Federal Trade Commission (FTC) Commissioner J. Thomas Rosch presented a speech before the Newport Summit on Antitrust and Economics on May 31, where he discussed the effect of "patent trolls", standardized technologies, and potentially anticompetitive "patent walls", where
[A] firm independently develops and manufactures a product that competes in what constitutes a relevant market for antitrust purposes, and then files multiple patent applications covering certain features of the product and the patents issue. After competing products are brought to market, the firm acquires additional patents from third parties. It then uses those patents, and its prior existing patents, to threaten its present and potential competitors with litigation and “build a wall” around the market, eliminating competition and preventing entry.According to Rosch, the FTC has been looking more closely at two "viable enforcement tools"to curb such activities: Section 5 of the FTC Act, and Section 7 of the Clayton act and Sherman Act.
Under the Supreme Court's ruling in FTC v. Sperry & Hutchinson Co., section 5 of the FTC Act was given an expansive reading to empower the Commission to “define and proscribe an unfair competitive practice, even though the practice does not infringe either the letter or spirit or the antitrust laws” and to “proscribe practices as unfair . . . in their effect on competition.” While previous section 5 FTC actions dealt more with "invitation to collude" situations and facilitating practices, the FTC clearly has now started focusing more on patent practices, particularly in the context of standardized technologies.
In January of 2008, the FTC filed a complaint against company Negotiated Data Solutions ("N-Data") for allegedly charging "excess" licensing royalties for patents related to Ethernet technology in violation of Section 5 of the FTC Act. N-Data obtained the Ethernet-related patents from National Semiconductor Corp, who previously agreed to let the IEEE incorporate them into its Ethernet Standard in exchange for one-time royalties of $1,000 per license. After N-Data tried to "renege" on the original agreement, and tried to increase the royalty payment, the FTC decided to take action. According to the complaint:

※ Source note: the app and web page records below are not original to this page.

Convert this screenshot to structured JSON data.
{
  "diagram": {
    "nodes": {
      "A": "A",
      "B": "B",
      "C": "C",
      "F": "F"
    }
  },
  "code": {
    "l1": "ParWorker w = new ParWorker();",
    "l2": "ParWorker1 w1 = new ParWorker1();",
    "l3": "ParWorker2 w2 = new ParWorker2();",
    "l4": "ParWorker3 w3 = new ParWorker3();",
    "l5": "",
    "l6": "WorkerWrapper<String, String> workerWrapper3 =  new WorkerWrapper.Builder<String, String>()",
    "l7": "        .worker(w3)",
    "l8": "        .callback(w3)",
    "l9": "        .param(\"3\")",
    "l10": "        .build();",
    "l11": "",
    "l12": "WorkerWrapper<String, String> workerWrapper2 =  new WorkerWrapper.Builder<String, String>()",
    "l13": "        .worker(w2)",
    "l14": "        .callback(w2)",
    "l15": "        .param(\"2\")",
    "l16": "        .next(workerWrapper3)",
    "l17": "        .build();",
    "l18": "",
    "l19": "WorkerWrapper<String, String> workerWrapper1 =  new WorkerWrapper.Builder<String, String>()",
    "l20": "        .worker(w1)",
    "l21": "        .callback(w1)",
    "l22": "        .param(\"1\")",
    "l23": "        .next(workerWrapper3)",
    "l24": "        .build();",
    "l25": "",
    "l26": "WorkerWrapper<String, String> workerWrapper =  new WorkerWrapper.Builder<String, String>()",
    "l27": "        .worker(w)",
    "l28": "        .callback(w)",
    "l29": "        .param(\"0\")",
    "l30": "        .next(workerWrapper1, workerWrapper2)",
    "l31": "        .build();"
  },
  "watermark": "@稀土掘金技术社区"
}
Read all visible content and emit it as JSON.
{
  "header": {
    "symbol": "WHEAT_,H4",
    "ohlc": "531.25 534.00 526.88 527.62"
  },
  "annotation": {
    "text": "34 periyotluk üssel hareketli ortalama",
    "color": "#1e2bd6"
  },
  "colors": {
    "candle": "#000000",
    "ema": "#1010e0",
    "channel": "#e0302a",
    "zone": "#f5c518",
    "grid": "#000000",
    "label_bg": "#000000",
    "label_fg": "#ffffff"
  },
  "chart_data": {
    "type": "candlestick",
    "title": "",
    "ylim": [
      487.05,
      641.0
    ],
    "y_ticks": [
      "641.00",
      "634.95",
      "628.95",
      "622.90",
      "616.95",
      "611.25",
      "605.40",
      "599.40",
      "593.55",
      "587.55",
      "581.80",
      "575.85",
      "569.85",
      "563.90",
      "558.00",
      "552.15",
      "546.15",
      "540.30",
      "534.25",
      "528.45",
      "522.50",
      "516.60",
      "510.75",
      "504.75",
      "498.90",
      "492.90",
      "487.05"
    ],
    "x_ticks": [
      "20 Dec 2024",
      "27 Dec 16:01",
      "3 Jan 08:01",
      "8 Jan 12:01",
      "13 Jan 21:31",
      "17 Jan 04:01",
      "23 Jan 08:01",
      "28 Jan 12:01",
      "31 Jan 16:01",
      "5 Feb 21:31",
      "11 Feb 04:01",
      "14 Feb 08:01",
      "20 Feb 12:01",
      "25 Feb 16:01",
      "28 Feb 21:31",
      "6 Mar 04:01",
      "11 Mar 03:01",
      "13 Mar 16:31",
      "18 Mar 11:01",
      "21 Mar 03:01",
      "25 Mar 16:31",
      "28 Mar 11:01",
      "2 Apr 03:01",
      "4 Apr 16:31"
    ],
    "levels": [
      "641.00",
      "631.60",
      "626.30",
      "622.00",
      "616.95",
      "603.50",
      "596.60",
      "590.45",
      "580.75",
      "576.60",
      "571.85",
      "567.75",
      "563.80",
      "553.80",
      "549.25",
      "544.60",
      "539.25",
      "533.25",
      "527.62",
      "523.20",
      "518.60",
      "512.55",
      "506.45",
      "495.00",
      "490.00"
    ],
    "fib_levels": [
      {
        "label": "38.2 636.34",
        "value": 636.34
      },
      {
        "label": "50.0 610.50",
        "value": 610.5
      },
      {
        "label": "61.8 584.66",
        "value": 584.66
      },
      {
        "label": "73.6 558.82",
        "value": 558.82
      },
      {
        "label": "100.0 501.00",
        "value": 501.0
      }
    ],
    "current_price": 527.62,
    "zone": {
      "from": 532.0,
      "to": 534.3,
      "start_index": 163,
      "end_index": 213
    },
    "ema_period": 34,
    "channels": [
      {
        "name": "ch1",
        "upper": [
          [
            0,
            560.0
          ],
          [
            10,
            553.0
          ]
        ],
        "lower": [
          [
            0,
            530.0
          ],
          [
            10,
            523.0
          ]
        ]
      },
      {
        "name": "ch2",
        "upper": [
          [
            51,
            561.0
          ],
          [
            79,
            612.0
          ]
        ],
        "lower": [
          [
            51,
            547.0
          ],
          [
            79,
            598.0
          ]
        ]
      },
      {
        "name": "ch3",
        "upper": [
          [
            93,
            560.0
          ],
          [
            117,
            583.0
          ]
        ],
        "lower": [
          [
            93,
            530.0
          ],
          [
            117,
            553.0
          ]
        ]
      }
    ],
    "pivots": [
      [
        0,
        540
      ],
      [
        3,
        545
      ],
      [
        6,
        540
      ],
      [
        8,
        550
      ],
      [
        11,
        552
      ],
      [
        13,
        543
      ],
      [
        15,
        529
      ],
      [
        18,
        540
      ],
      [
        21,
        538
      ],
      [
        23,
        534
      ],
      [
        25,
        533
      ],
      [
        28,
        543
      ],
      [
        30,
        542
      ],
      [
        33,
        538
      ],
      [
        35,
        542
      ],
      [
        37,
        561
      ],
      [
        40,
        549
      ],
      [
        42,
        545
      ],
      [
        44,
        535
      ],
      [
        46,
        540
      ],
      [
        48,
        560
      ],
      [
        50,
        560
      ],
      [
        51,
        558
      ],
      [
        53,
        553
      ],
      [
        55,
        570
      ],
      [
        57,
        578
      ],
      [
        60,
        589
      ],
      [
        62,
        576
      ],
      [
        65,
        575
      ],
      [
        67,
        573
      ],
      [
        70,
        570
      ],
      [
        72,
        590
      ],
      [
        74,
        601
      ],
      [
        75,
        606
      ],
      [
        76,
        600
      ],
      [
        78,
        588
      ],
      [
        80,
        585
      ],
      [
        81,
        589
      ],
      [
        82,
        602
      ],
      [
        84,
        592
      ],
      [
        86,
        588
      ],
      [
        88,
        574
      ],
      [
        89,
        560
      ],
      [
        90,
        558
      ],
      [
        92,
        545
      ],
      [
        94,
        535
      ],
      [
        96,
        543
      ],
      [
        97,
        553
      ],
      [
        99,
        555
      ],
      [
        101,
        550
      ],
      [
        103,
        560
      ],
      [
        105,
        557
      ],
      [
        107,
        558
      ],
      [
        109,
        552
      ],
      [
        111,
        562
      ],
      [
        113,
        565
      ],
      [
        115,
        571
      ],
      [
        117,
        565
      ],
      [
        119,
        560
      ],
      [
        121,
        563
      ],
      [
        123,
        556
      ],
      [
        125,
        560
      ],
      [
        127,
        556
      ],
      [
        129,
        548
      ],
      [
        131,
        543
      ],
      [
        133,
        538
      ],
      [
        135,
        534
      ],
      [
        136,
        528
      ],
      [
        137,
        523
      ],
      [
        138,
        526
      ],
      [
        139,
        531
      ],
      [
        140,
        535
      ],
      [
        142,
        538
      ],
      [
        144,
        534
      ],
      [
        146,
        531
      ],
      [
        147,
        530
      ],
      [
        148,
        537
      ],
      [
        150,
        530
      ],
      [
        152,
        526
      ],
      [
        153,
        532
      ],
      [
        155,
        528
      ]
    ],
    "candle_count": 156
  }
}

N-Data reneged on a prior licensing commitment to a standard-setting body and thereby was able to increase the price of an Ethernet technology used by almost every American consumer who owns a computer. Based on the facts developed by staff during the investigation, we find reason to believe that this conduct violated Section 5 of the FTC Act.(See earlier 271 Blog coverage here). The Commission emphasized that it was the standard setting context that was crucial to its finding of an unfair method of competition, and that a mere departure from a previous licensing commitment is unlikely to constitute an unfair method of competition. However, according to Rosch, "[s]tandard setting displaces the normal give and take of competition, thus any subversion of that process can have extremely detrimental effects on competition."
Regarding "patent wall" situations, Rosch suggested that "Section 7 of the Clayton Act and the Sherman Act are viable law enforcement tools in this scenario."
In fact, this is not a new scenario. In United States v. Singer Manufacturing Co., the Supreme Court held that, in the context of a broad monopolistic scheme, the transfer of a patent from a Swiss manufacturer to its U.S. licensee to facilitate bringing infringement actions against Japanese competitors violated Section 1. Similarly, in Kobe, Inc. v. Dempsey Pump Co., the Tenth Circuit found the acquisition, nonuse and enforcement of "every important patent" in the field with a purpose to exclude competition, together with other anticompetitive acts, constituted a violation of Section 2. And in Xerox Corp., the Commission entered into a consent decree with Xerox settling a Commission challenge to Xerox's acquisition of the Battelle patents on plain paper copiers allegedly with the purpose and effect of monopolizing the plain paper copier market.While acknowledging that such actions aren't "bullet-proof" and that additional policy concerns exist, Rosch suggested that the FTC would consider filing such actions after a “careful, intense factual investigation" reveals that "anticompetitive combinations of innovation efforts” are afoot.
- Read Rosch's speech in its entirety here.
- See Rosch's speech from April 2007 on Pharmaceutical Antitrust issues here.
- See FTC study "To Promote Innovation: The Proper Balance of
Competition and Intellectual Property Law and Policy" (Oct. 2003) (link)